monetary system, yet their lending now accounts for less than 20% of
credit market debt in the U.S.
Most of the lending is done by non-bank financial institutions such as
companies, mortgage companies, insurance companies, pension funds, and
investment banks. Non-banks cannot accept demand deposits, and
play no direct role in the payment system.
But they provide a variety of financial products and
compete with banks and
each other for lending opportunities.
intermediaries. They act as a conduit between those with funds to
and those in need of funds. By pooling the funds of investors
they borrow, they can then lend in various amounts and periods.
service they charge a fee, usually in the form of periodic interest
payments. Their borrowing and lending increases the total credit
debt but has no direct effect on the money supply. Non-banks
simply intermediate the transfer of funds from
the bank accounts of the original
investors to the bank accounts of the ultimate borrowers.

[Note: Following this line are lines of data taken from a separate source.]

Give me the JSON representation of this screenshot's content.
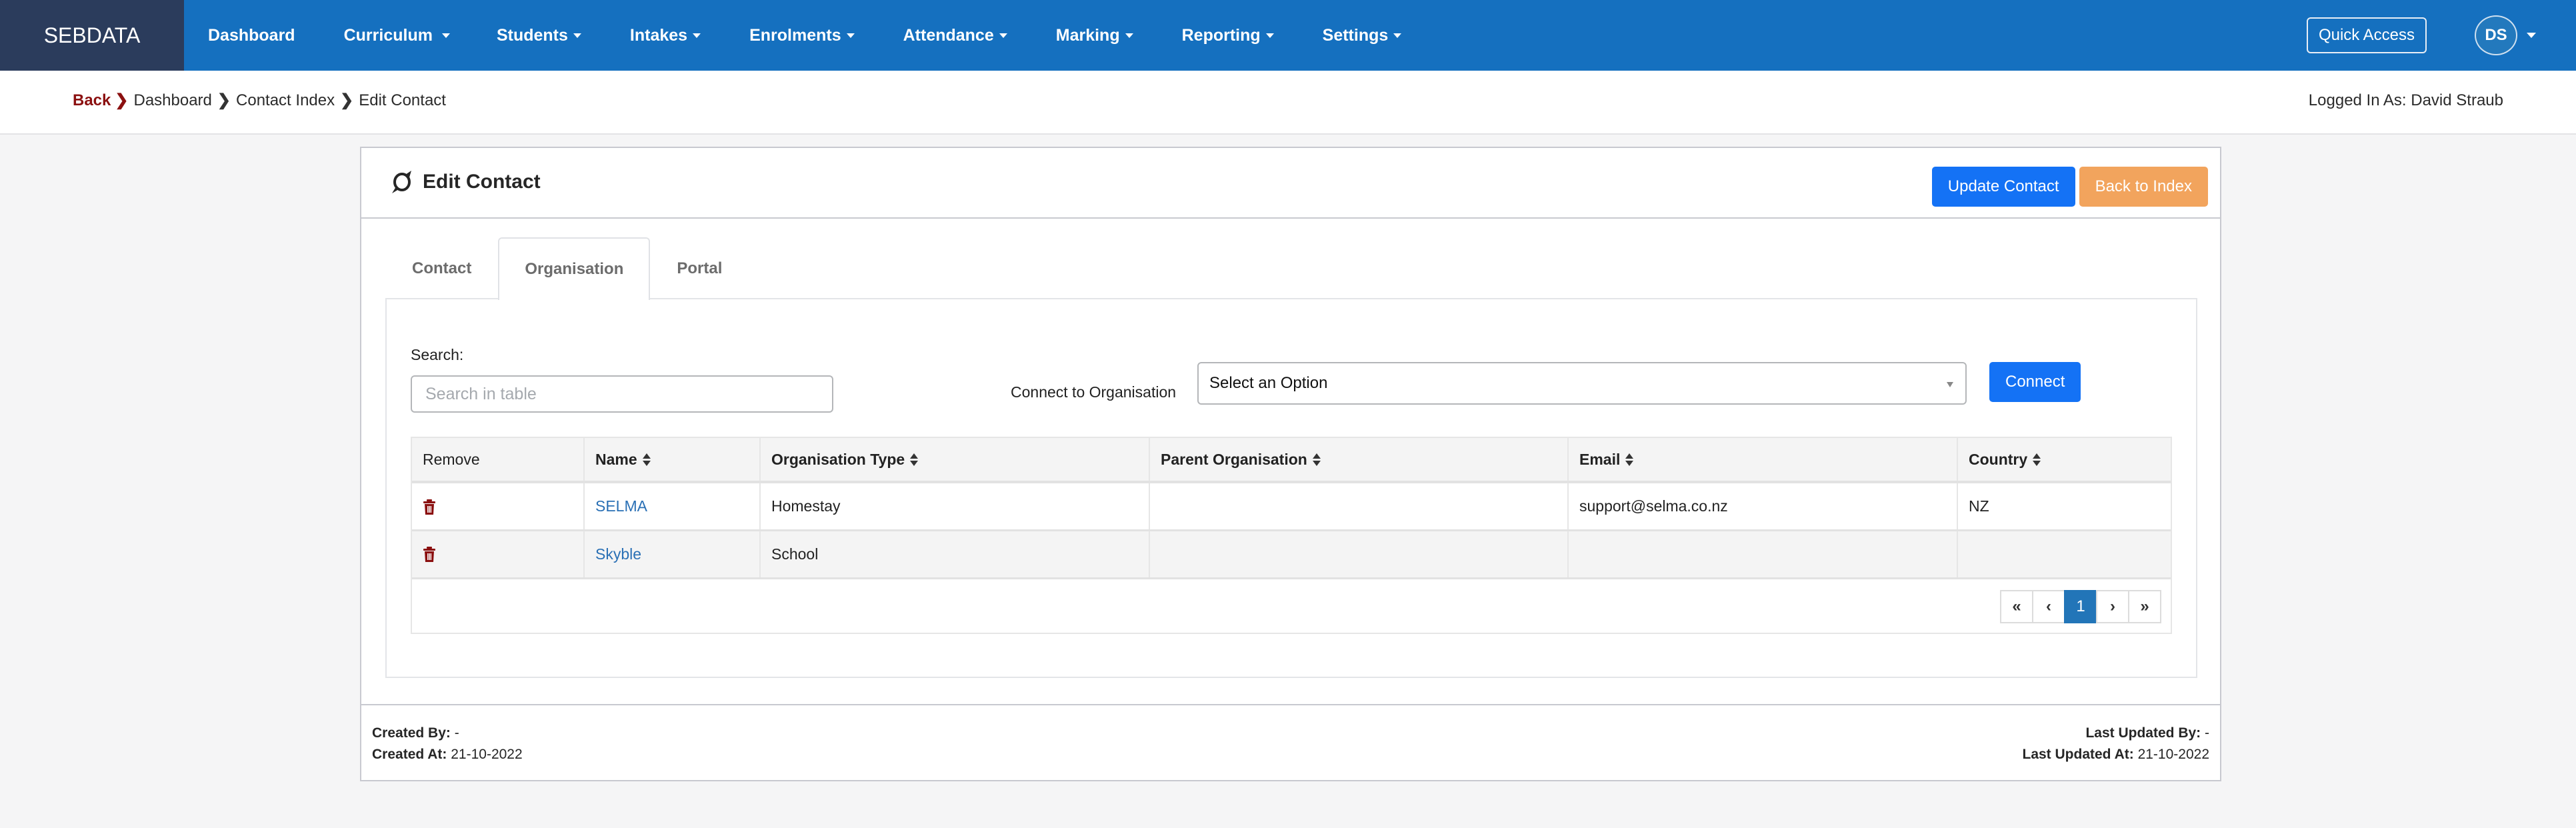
{
  "navbar": {
    "brand": "SEBDATA",
    "items": [
      {
        "label": "Dashboard",
        "dropdown": false
      },
      {
        "label": "Curriculum",
        "dropdown": true
      },
      {
        "label": "Students",
        "dropdown": true
      },
      {
        "label": "Intakes",
        "dropdown": true
      },
      {
        "label": "Enrolments",
        "dropdown": true
      },
      {
        "label": "Attendance",
        "dropdown": true
      },
      {
        "label": "Marking",
        "dropdown": true
      },
      {
        "label": "Reporting",
        "dropdown": true
      },
      {
        "label": "Settings",
        "dropdown": true
      }
    ],
    "quick_access": "Quick Access",
    "avatar_initials": "DS"
  },
  "breadcrumb": {
    "back": "Back",
    "items": [
      "Dashboard",
      "Contact Index",
      "Edit Contact"
    ]
  },
  "logged_in": "Logged In As: David Straub",
  "card": {
    "title": "Edit Contact",
    "update_button": "Update Contact",
    "back_button": "Back to Index",
    "tabs": [
      {
        "label": "Contact",
        "active": false
      },
      {
        "label": "Organisation",
        "active": true
      },
      {
        "label": "Portal",
        "active": false
      }
    ],
    "search": {
      "label": "Search:",
      "placeholder": "Search in table",
      "value": ""
    },
    "connect": {
      "label": "Connect to Organisation",
      "selected": "Select an Option",
      "button": "Connect"
    },
    "table": {
      "columns": [
        "Remove",
        "Name",
        "Organisation Type",
        "Parent Organisation",
        "Email",
        "Country"
      ],
      "rows": [
        {
          "name": "SELMA",
          "type": "Homestay",
          "parent": "",
          "email": "support@selma.co.nz",
          "country": "NZ"
        },
        {
          "name": "Skyble",
          "type": "School",
          "parent": "",
          "email": "",
          "country": ""
        }
      ]
    },
    "pagination": {
      "first": "«",
      "prev": "‹",
      "current": "1",
      "next": "›",
      "last": "»"
    },
    "footer": {
      "created_by_label": "Created By:",
      "created_by": "-",
      "created_at_label": "Created At:",
      "created_at": "21-10-2022",
      "updated_by_label": "Last Updated By:",
      "updated_by": "-",
      "updated_at_label": "Last Updated At:",
      "updated_at": "21-10-2022"
    }
  },
  "colors": {
    "navbar": "#1570bf",
    "brand_bg": "#2b3c5c",
    "primary": "#1472f5",
    "warning": "#f2a45d",
    "danger": "#8b1010",
    "link": "#2a70b5"
  }
}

short-term at lower rates to lend longer term at higher rates.
a non-bank must be able to roll over its short-term debt at favorable
rates. It must also be able to borrow on short notice to manage

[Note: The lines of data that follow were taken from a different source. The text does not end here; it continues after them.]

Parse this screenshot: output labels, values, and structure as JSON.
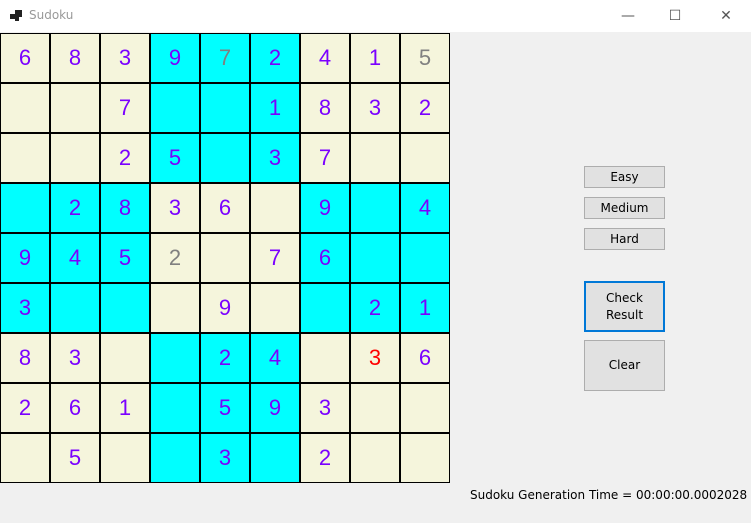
{
  "window": {
    "title": "Sudoku",
    "controls": {
      "minimize": "—",
      "maximize": "☐",
      "close": "✕"
    }
  },
  "board": {
    "colors": {
      "given": "#7b00ff",
      "gray": "#808080",
      "error": "#ff0000",
      "cream": "#f5f5dc",
      "cyan": "#00ffff"
    },
    "cells": [
      [
        {
          "v": "6",
          "c": "given",
          "bg": "cream"
        },
        {
          "v": "8",
          "c": "given",
          "bg": "cream"
        },
        {
          "v": "3",
          "c": "given",
          "bg": "cream"
        },
        {
          "v": "9",
          "c": "given",
          "bg": "cyan"
        },
        {
          "v": "7",
          "c": "gray",
          "bg": "cyan"
        },
        {
          "v": "2",
          "c": "given",
          "bg": "cyan"
        },
        {
          "v": "4",
          "c": "given",
          "bg": "cream"
        },
        {
          "v": "1",
          "c": "given",
          "bg": "cream"
        },
        {
          "v": "5",
          "c": "gray",
          "bg": "cream"
        }
      ],
      [
        {
          "v": "",
          "c": "given",
          "bg": "cream"
        },
        {
          "v": "",
          "c": "given",
          "bg": "cream"
        },
        {
          "v": "7",
          "c": "given",
          "bg": "cream"
        },
        {
          "v": "",
          "c": "given",
          "bg": "cyan"
        },
        {
          "v": "",
          "c": "given",
          "bg": "cyan"
        },
        {
          "v": "1",
          "c": "given",
          "bg": "cyan"
        },
        {
          "v": "8",
          "c": "given",
          "bg": "cream"
        },
        {
          "v": "3",
          "c": "given",
          "bg": "cream"
        },
        {
          "v": "2",
          "c": "given",
          "bg": "cream"
        }
      ],
      [
        {
          "v": "",
          "c": "given",
          "bg": "cream"
        },
        {
          "v": "",
          "c": "given",
          "bg": "cream"
        },
        {
          "v": "2",
          "c": "given",
          "bg": "cream"
        },
        {
          "v": "5",
          "c": "given",
          "bg": "cyan"
        },
        {
          "v": "",
          "c": "given",
          "bg": "cyan"
        },
        {
          "v": "3",
          "c": "given",
          "bg": "cyan"
        },
        {
          "v": "7",
          "c": "given",
          "bg": "cream"
        },
        {
          "v": "",
          "c": "given",
          "bg": "cream"
        },
        {
          "v": "",
          "c": "given",
          "bg": "cream"
        }
      ],
      [
        {
          "v": "",
          "c": "given",
          "bg": "cyan"
        },
        {
          "v": "2",
          "c": "given",
          "bg": "cyan"
        },
        {
          "v": "8",
          "c": "given",
          "bg": "cyan"
        },
        {
          "v": "3",
          "c": "given",
          "bg": "cream"
        },
        {
          "v": "6",
          "c": "given",
          "bg": "cream"
        },
        {
          "v": "",
          "c": "given",
          "bg": "cream"
        },
        {
          "v": "9",
          "c": "given",
          "bg": "cyan"
        },
        {
          "v": "",
          "c": "given",
          "bg": "cyan"
        },
        {
          "v": "4",
          "c": "given",
          "bg": "cyan"
        }
      ],
      [
        {
          "v": "9",
          "c": "given",
          "bg": "cyan"
        },
        {
          "v": "4",
          "c": "given",
          "bg": "cyan"
        },
        {
          "v": "5",
          "c": "given",
          "bg": "cyan"
        },
        {
          "v": "2",
          "c": "gray",
          "bg": "cream"
        },
        {
          "v": "",
          "c": "given",
          "bg": "cream"
        },
        {
          "v": "7",
          "c": "given",
          "bg": "cream"
        },
        {
          "v": "6",
          "c": "given",
          "bg": "cyan"
        },
        {
          "v": "",
          "c": "given",
          "bg": "cyan"
        },
        {
          "v": "",
          "c": "given",
          "bg": "cyan"
        }
      ],
      [
        {
          "v": "3",
          "c": "given",
          "bg": "cyan"
        },
        {
          "v": "",
          "c": "given",
          "bg": "cyan"
        },
        {
          "v": "",
          "c": "given",
          "bg": "cyan"
        },
        {
          "v": "",
          "c": "given",
          "bg": "cream"
        },
        {
          "v": "9",
          "c": "given",
          "bg": "cream"
        },
        {
          "v": "",
          "c": "given",
          "bg": "cream"
        },
        {
          "v": "",
          "c": "given",
          "bg": "cyan"
        },
        {
          "v": "2",
          "c": "given",
          "bg": "cyan"
        },
        {
          "v": "1",
          "c": "given",
          "bg": "cyan"
        }
      ],
      [
        {
          "v": "8",
          "c": "given",
          "bg": "cream"
        },
        {
          "v": "3",
          "c": "given",
          "bg": "cream"
        },
        {
          "v": "",
          "c": "given",
          "bg": "cream"
        },
        {
          "v": "",
          "c": "given",
          "bg": "cyan"
        },
        {
          "v": "2",
          "c": "given",
          "bg": "cyan"
        },
        {
          "v": "4",
          "c": "given",
          "bg": "cyan"
        },
        {
          "v": "",
          "c": "given",
          "bg": "cream"
        },
        {
          "v": "3",
          "c": "error",
          "bg": "cream"
        },
        {
          "v": "6",
          "c": "given",
          "bg": "cream"
        }
      ],
      [
        {
          "v": "2",
          "c": "given",
          "bg": "cream"
        },
        {
          "v": "6",
          "c": "given",
          "bg": "cream"
        },
        {
          "v": "1",
          "c": "given",
          "bg": "cream"
        },
        {
          "v": "",
          "c": "given",
          "bg": "cyan"
        },
        {
          "v": "5",
          "c": "given",
          "bg": "cyan"
        },
        {
          "v": "9",
          "c": "given",
          "bg": "cyan"
        },
        {
          "v": "3",
          "c": "given",
          "bg": "cream"
        },
        {
          "v": "",
          "c": "given",
          "bg": "cream"
        },
        {
          "v": "",
          "c": "given",
          "bg": "cream"
        }
      ],
      [
        {
          "v": "",
          "c": "given",
          "bg": "cream"
        },
        {
          "v": "5",
          "c": "given",
          "bg": "cream"
        },
        {
          "v": "",
          "c": "given",
          "bg": "cream"
        },
        {
          "v": "",
          "c": "given",
          "bg": "cyan"
        },
        {
          "v": "3",
          "c": "given",
          "bg": "cyan"
        },
        {
          "v": "",
          "c": "given",
          "bg": "cyan"
        },
        {
          "v": "2",
          "c": "given",
          "bg": "cream"
        },
        {
          "v": "",
          "c": "given",
          "bg": "cream"
        },
        {
          "v": "",
          "c": "given",
          "bg": "cream"
        }
      ]
    ]
  },
  "buttons": {
    "easy": "Easy",
    "medium": "Medium",
    "hard": "Hard",
    "check_line1": "Check",
    "check_line2": "Result",
    "clear": "Clear"
  },
  "status": {
    "generation_time": "Sudoku Generation Time = 00:00:00.0002028"
  }
}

flow problem. For that reason it must maintain an excellent
rating, or it may not be able to borrow at all.
are not ordinary
intermediaries. Like non-banks, they also borrow, but they do not lend

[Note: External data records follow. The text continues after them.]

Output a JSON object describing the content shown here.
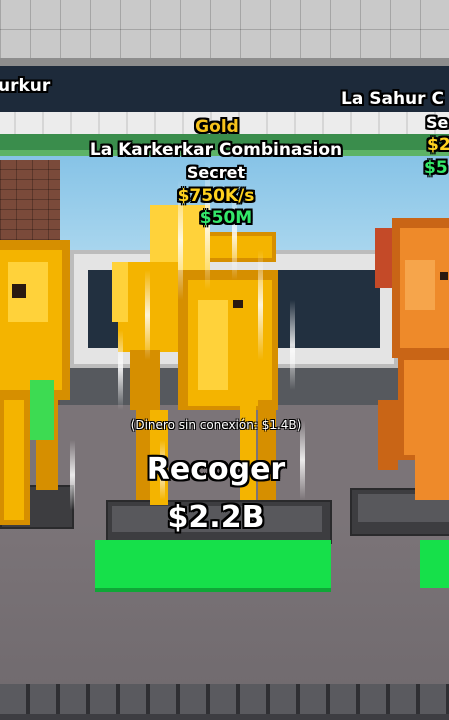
{
  "left_pet": {
    "name_partial": "urkur"
  },
  "center_pet": {
    "rarity_mutation": "Gold",
    "name": "La Karkerkar Combinasion",
    "tier": "Secret",
    "income_rate": "$750K/s",
    "price_partial": "$50M",
    "offline_earnings": "(Dinero sin conexión: $1.4B)",
    "collect_label": "Recoger",
    "collect_amount": "$2.2B"
  },
  "right_pet": {
    "name_partial": "La Sahur C",
    "tier_partial": "Se",
    "income_partial": "$2",
    "price_partial": "$5"
  },
  "colors": {
    "gold_text": "#f6c21c",
    "secret_text": "#ffffff",
    "income_text": "#ffd21f",
    "price_text": "#34e86a",
    "collect_pad": "#16e04a"
  }
}
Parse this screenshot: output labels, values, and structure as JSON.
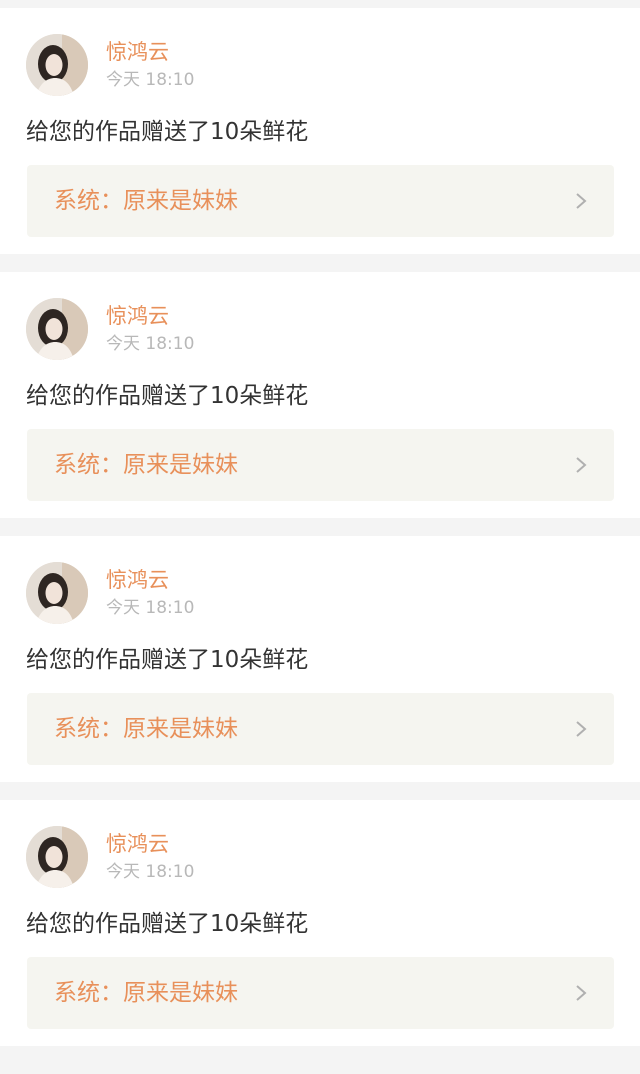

deposits they acquire. They lend by crediting the borrower's
a new deposit, and then if necessary borrowing the funds needed to meet
reserve ratio requirement. The accounts of other depositors
and their deposits fully available for withdrawal. Thus a bank
increases the total of bank deposits, which means an increase in
money supply. When the loan is paid off, the money supply
increase in bank lending
results in a shortage of reserves needed by the banking system, which
Fed can supply. In order to maintain control of the Fed funds
the interest rate on overnight loans between banks, the Fed must
funds as required. It does so by purchasing Treasury securities
lending has no effect on a
bank's own capital. But bank lending is limited by the capital
set by the Fed. If a bank has sufficient capital, it can expand
balance sheet by issuing more loans. However if it is not holding
reserves, it will have to acquire more in order to meet the reserve
requirement. Banks therefore actively seek new deposits. Of
they prefer deposits on which they pay no interest, like ordinary
accounts. They also borrow from savers who open savings accounts
who buy their CDs.